As the roof system design develops, the designer should start to get a feel for the thickness of insulation at the door. It is very important the designer also consider the thicknesses that vapor retarders, bead and spray-foam adhesives, cover and board and protective pavers will add. These can easily be an additional 4 inches.Once the sill height is determined, the design of the sill, door and frame can commence. If the sill height to be raised is small—1 1/2 to 3 inches—it can often be raised with wood blocking cut to fit the hollow metal frame, flashed with the roofing membrane, metal sill flashing and a new door threshold installed, and the door and frame painted. This will, of course, require the removal of the existing threshold and door which will need to be cut down to fit and then bottom-sealed with a new metal closure (see details A and B, page 3).
When the door sill needs to be raised above 3 inches, the design and door considerations increase. Let’s consider that the door and frame is set into a masonry wall of face brick with CMU backup. Although most hollow metal doors are 7 feet 2 inches to match masonry coursing, after the modification the door may be shorter. For example, if a door is 7 feet 2 inches and you must raise the sill 5 inches, the new door and frame will need to be 6 foot 9 inches.
PHOTOS & ILLUSTRATIONS: Hutchinson Design Group Ltd.
ATAS International Inc. has expanded its three-year partnership with Roofinox America with the addition of the company’s stainless steel roofing products to the 2016 ATAS complete product line catalog.
The Roofinox product line consists of Roofinox Classic brush-rolled stainless steel, Roofinox Pearl bead-blasted stainless steel, Roofinox Plus ribbed stainless steel, Roofinox Chroma mirror-rolled stainless steel and Roofinox Tin-plated (Terne), the only tin-plated stainless steel roofing product specifically developed and manufactured for roll forming and fabricating. Designed to offer long-term sustainability and corrosion-resistance for wall-cladding, flashing, rainware, interior design and virtually all forms of roofing applications, each Roofinox product is also easy to seam, while offering superior aesthetics and reducing machine and tool wear.
“We are always looking to support our customers ranging from builders to appliance and toy manufacturers with the highest quality products available in the marketplace today,” says Gary Miller, ATAS’ OEM manager. “Roofinox supports this goal in two distinct areas. Their Tin-plated (Terne) is not only ideal for roll forming and fabricating, its popularity has grown with architects that enjoy the grey patina look these products achieve over time. We have found Roofinox stainless steel products to be more ductile and offer less spring back than similar products, in addition to providing excellent corrosion protection.”

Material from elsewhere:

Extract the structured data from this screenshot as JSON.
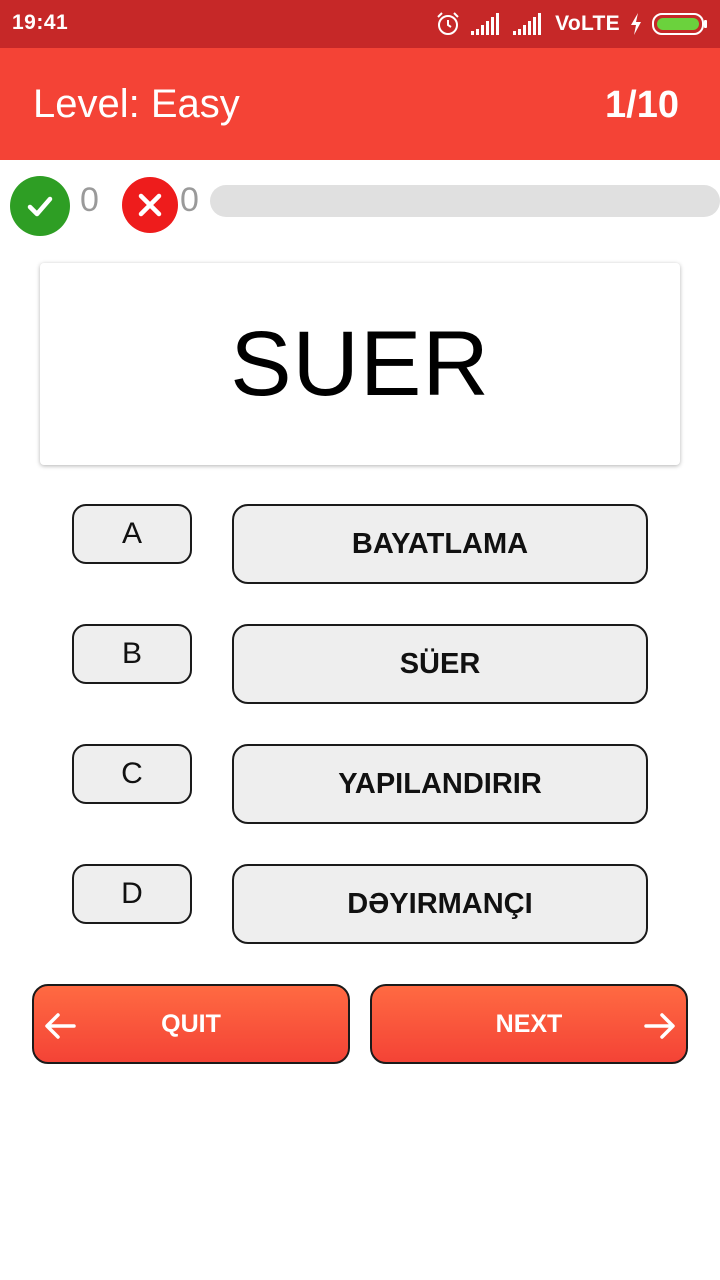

“ATAS is a great partner,” says Dave Rowe, vice president at Roofinox America. “They know the market well and are striving to expand their customer base with products for architects and contractors. We are thrilled to be featured in the latest ATAS product line catalog and made available to their growing list of national clients.”
Originally developed to withstand the harsh climatic conditions found in Central Europe, the complete Roofinox stainless steel product line is ideal for applications ranging from rural, urban and light industrial areas to historic and commercial sites and extreme coastal environments. Available in coil or sheet, materials can be ordered by themselves so customers can do their own forming or products can be prefabricated by distributors like ATAS.